    You are investing around 10k for 3 years for a car that has value of around 20k. If you are the guy that keeps changing car, then def. do it. Otherwise NO.
  • KinesiologyMa...

    Posts: 123

    Dec 15, 2010 5:38 AM GMT
    no matter what you think leases are scams used to work for a dealership they are robbing you of money don't do it
  • rnch

    Posts: 11524

    Dec 15, 2010 3:58 PM GMT
    flieslikeabeagle said
    rnch said
    flieslikeabeagle said
    Do you know the invoice price and the pre-agreed repurchase price? If so, it's easier to do a quick calculation of one measure of whether the deal is good. Let me know.
    invoice price: $23484, capitalized cost $20259, purchase price at end of lease $13702


    From a purely financial perspective this doesn't look bad at all. So the questions that come to mind are:

    -do you like the car? yes

    -do you think the mileage limits will accomodate your driving ?just barely, yes. i have twoother older cars that can "take up the slack" if needed.

    - are you confident that you will be in a position to replace (or buy) the car when the lease is up?
    yes. even more so 3 years from now.
  • rnch

    Posts: 11524

    Dec 22, 2010 2:22 PM GMT
    i popped for the 3 year lease earlier this week; but got the dealer to bump up the mileage to 15K a year. i might had been able to live with 12k a year (i have 2 other reliable, older cars); but it was just too close to call.

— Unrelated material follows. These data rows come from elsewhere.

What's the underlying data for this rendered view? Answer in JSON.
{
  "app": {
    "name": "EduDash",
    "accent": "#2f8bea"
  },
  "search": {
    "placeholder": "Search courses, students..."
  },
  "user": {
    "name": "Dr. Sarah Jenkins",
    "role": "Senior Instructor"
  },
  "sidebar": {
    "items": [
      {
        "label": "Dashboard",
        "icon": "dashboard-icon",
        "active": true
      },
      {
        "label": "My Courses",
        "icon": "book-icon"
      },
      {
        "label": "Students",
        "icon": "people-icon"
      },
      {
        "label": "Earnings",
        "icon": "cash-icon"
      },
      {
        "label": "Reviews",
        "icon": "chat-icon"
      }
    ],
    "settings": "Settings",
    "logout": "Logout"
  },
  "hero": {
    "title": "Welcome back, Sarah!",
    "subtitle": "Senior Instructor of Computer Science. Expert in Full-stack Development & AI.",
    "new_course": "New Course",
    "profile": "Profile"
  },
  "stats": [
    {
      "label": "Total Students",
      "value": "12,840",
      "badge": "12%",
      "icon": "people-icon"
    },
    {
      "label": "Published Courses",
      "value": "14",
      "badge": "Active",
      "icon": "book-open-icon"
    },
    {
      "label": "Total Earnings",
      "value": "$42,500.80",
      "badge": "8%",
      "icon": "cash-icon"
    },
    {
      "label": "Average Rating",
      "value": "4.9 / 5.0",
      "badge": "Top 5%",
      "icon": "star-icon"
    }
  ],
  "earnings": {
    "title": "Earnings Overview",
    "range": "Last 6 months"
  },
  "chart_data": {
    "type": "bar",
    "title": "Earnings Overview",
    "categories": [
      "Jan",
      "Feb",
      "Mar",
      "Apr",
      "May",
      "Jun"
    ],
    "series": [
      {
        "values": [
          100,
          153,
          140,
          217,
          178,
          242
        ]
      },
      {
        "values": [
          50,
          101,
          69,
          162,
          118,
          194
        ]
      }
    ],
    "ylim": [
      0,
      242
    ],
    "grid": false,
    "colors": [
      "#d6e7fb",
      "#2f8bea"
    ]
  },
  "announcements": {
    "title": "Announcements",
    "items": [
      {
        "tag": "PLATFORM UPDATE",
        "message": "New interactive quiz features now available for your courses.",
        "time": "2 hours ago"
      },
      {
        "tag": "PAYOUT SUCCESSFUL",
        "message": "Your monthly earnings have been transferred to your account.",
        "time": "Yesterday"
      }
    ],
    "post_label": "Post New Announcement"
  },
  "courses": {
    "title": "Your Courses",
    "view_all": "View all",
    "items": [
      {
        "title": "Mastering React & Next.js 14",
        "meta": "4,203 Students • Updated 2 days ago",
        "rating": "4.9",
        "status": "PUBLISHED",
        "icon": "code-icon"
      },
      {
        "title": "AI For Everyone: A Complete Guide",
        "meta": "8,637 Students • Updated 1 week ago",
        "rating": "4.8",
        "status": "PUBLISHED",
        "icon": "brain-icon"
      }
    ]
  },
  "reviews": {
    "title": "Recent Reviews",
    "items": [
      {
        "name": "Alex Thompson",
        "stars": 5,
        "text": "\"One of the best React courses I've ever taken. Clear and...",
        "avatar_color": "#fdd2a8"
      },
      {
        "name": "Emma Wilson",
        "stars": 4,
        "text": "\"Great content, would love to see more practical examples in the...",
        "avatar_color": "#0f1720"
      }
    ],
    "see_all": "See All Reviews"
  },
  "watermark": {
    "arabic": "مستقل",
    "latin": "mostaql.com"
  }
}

    strangely enough, i feel that i might just purchase this car at the end of the lease! i like it that much.

    'course who knows what i will feel in 3 years...... icon_lol.gif